Should You Get a Skin Check?

A RUSH dermatologist explains who needs a skin cancer screening and what you can expect
dermatologist checking a mole on skin

Not sure if that spot on your skin is something to worry about? Then it might be time for a skin check, otherwise known as a skin cancer screening.

“Skin checks can help detect and diagnose skin cancer as early as possible,” says David C. Reid, MD, chief of dermatology at RUSH University Medical Center. “And we know that the earlier we can detect and diagnose skin cancer, the better the prognosis is for the skin cancer and the better the outcome is for the patient.”

If you have a history of skin cancer

Reid recommends people who have had skin cancer get regular skin checks, usually every three to six months or so for a year or more after their diagnosis. “If you have a history of skin cancer, you’re at a much higher risk for having a future skin cancer,” Reid says.

Recently, first lady Jill Biden received treatment called Mohs surgery for two lesions that were confirmed to be basal cell carcinoma, the most common type of skin cancer.
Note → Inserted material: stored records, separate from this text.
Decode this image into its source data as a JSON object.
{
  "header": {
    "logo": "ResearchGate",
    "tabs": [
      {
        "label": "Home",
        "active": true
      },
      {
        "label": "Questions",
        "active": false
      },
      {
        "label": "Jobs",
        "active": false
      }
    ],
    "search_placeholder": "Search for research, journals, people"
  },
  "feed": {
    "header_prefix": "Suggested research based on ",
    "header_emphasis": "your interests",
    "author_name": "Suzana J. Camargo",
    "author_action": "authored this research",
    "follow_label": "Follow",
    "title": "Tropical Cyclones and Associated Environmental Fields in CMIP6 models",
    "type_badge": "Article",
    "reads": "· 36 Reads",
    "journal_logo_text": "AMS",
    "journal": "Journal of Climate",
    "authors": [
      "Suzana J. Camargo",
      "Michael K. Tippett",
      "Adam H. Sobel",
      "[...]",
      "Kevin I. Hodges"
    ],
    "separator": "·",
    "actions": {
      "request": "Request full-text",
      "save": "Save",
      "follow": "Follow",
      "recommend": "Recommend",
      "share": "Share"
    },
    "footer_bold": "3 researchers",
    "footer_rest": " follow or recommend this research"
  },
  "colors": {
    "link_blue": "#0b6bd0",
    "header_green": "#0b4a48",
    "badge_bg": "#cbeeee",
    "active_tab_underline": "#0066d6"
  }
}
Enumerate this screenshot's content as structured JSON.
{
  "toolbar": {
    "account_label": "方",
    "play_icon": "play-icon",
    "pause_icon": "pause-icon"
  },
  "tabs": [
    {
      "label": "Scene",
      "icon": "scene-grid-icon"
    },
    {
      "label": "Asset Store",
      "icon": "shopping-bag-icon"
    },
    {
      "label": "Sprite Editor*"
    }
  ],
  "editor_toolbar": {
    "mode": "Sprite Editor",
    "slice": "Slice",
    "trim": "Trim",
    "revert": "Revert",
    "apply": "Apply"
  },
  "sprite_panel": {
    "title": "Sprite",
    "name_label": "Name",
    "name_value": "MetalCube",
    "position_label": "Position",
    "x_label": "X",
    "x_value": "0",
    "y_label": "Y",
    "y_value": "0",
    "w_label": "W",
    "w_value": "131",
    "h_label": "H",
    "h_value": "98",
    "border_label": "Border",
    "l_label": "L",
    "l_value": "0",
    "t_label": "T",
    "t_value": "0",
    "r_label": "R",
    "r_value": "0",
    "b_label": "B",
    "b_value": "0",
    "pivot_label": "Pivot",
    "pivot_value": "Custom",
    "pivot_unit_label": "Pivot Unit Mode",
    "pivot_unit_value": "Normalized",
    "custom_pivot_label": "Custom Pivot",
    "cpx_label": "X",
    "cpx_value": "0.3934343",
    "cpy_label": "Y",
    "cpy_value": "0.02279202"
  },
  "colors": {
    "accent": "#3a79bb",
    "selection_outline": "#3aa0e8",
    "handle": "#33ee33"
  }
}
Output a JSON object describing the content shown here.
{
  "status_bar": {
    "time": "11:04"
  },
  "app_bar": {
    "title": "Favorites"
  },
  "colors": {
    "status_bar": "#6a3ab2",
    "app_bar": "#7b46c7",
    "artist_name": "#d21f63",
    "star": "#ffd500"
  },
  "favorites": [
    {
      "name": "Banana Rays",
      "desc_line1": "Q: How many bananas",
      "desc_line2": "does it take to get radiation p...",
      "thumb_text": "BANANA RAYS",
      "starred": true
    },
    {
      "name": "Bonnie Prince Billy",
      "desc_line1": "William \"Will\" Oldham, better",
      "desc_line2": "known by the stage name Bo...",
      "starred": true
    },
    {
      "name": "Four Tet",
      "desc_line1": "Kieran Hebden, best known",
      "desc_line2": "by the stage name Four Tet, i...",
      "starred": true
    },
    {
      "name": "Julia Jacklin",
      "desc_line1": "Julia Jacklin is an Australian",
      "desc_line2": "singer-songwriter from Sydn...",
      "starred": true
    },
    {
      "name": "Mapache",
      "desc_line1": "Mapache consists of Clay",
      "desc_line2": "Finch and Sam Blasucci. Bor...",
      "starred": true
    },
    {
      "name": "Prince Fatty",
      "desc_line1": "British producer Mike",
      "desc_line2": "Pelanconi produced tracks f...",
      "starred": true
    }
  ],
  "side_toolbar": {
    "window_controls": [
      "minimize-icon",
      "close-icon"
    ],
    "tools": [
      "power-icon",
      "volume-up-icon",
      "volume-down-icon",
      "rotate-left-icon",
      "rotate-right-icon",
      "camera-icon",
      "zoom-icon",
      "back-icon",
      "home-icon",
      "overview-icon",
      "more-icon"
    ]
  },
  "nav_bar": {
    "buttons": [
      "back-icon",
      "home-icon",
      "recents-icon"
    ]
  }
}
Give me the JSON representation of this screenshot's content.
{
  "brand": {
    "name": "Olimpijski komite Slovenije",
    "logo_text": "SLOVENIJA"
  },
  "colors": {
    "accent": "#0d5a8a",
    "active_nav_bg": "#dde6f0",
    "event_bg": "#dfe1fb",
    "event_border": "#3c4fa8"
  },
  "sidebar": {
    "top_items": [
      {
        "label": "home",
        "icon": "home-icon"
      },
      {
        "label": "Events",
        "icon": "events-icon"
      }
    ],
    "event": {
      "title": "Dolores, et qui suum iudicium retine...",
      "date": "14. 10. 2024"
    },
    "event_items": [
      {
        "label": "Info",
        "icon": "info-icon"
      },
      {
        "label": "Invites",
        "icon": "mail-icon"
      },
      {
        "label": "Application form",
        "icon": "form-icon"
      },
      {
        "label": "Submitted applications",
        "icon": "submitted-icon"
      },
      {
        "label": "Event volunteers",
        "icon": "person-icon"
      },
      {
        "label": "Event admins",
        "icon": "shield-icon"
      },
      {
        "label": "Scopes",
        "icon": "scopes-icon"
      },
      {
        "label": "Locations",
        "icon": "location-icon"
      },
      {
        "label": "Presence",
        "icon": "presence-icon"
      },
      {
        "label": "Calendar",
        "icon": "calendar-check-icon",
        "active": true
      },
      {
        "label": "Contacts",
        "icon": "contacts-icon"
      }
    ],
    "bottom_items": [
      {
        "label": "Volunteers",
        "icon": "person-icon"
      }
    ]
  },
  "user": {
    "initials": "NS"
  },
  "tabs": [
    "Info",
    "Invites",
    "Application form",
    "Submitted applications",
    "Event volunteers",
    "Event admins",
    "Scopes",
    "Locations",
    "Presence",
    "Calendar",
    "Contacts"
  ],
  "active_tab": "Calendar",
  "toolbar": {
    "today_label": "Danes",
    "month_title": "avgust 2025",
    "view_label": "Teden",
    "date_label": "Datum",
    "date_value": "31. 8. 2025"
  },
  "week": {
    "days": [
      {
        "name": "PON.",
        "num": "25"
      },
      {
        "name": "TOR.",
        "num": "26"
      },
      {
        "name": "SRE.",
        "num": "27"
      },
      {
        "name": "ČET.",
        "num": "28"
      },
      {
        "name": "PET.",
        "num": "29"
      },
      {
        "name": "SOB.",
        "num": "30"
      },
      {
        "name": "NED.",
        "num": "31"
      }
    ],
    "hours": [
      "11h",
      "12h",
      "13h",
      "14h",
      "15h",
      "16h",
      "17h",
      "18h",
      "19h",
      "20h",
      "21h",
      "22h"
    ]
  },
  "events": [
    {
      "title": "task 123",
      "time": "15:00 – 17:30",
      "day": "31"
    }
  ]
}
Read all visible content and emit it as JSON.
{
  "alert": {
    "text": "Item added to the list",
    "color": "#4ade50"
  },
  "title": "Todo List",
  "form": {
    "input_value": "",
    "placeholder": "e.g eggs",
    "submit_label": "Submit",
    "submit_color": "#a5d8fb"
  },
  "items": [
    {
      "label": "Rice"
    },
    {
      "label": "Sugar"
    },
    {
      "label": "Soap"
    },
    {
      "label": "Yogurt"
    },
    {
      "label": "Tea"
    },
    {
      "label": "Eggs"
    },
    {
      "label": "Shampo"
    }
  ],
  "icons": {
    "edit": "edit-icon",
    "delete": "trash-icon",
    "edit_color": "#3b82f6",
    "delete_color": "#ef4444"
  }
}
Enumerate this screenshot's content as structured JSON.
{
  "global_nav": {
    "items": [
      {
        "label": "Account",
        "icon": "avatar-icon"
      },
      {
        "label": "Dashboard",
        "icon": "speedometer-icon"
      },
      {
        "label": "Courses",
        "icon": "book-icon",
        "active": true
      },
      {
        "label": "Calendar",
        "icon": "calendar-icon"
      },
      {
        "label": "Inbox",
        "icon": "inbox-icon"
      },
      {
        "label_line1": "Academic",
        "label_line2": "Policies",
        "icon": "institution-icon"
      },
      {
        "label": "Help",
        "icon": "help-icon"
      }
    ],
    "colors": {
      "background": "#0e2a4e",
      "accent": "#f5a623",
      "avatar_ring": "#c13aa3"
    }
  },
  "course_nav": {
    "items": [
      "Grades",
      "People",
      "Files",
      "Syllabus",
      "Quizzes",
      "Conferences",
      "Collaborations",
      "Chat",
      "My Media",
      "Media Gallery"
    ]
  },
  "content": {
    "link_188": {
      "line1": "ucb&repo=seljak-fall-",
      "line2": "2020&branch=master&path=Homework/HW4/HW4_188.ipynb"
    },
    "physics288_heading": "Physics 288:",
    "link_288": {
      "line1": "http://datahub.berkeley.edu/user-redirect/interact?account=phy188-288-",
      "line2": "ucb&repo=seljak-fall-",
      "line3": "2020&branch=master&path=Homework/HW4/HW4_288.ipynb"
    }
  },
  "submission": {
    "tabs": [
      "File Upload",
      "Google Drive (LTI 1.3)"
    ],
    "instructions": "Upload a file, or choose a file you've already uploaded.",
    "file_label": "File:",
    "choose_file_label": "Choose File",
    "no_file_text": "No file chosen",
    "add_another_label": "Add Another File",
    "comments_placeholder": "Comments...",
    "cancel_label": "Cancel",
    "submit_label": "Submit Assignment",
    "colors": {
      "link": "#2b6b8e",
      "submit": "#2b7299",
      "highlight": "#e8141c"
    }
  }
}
Doctors first discovered a lesion above her eye during a routine screening and then later found one on her chest.

“The first lady’s case illustrates how you can have a higher risk for another skin cancer in another location if you have a history of skin cancer,” Reid says.

Others who should consider skin cancer screenings

Even if you have never had skin cancer, getting a skin check is a good idea if you:

  • Have a family history of melanoma, the most serious type of skin cancer
  • Have had sunburns, particularly during childhood and adolescence
  • Work outside or frequently engage in outdoor activities like golfing, running or skiing, which can damage skin over time
  • Have a lot of moles
  • Take medicines for autoimmune conditions or after an organ transplant
  • Have light skin or light hair

Even though people with lighter skin have a higher risk for getting skin cancer, people of color are also at risk. “In particular, Black patients can develop skin cancer more commonly on the hands, feet and nails,” Reid says. So, if you have darker skin and notice something different about your skin, you should get it checked, he advises.

Whatever your skin tone, getting screened for skin cancer in your 40s or 50s can also help establish a baseline, so your doctor can make recommendations on how often you might need to be screened in the future.

What to expect during a skin check

To prepare for a skin cancer screening, it’s best to skip the makeup and nail polish. “Skin cancer can even show up as a streak in the nail,” Reid says.

At the doctor’s office, you will be asked to remove all your clothing and put on a robe, although you may choose to keep your underwear on. Your doctor will check you from head to toe, including hidden areas, like your underarms, between your fingers and the bottoms of your feet. “That’s because skin cancer can occur anywhere on the body,” Reid says. “One of the benefits of coming in for a screening exam is that we can look at areas that might not be easy to see for yourself, such as your scalp or back.”

Your doctor will look for suspicious spots that have an atypical color or size, or an irregular border or texture. Your provider will also use a noninvasive, handheld tool called a dermatoscope to “see through” your skin. This can help your doctor visualize features and patterns under a lesion that might suggest skin cancer.

Your doctor may also take photos and measure any moles or spots. If a lesion requires closer examination, you may need a biopsy, which involves taking a small tissue sample and sending it to the lab. Most of the time, biopsies only take a few minutes and can be taken when you come in for a screening.

Prevention matters

During the exam, your doctor can also provide sun protection counseling specific for your needs.

For general tips to help prevent skin cancer, Reid offers the following advice:

  • Use sunscreen year-round, even during the winter months. Choose one with an SPF of 30 or more.
  • Avoid being outside during the midday hours when the sun is strongest.
  • Wear wide-brimmed hats and other protective clothing when outdoors for extended periods of time.

A quick, reassuring test

A skin check only takes 10 to 15 minutes and can offer peace of mind for many people.

“Overall, skin checks can provide a lot of reassurance to patients,” Reid says.

Besides having your dermatologist check your skin, you should keep an eye out for anything new or different on your skin. This might include spots that itch, bleed or change in size, shape or color.

Several professional groups recommend doing a monthly self-check. A good time to check your skin is before or after you bathe, or at bedtime.

“If you find a spot that is new, changing or otherwise concerns you, make an appointment with your doctor and be sure to point it out during your exam,” Reid suggests.

Ready to schedule a skin cancer screening? Our experts are here to help.

Related Stories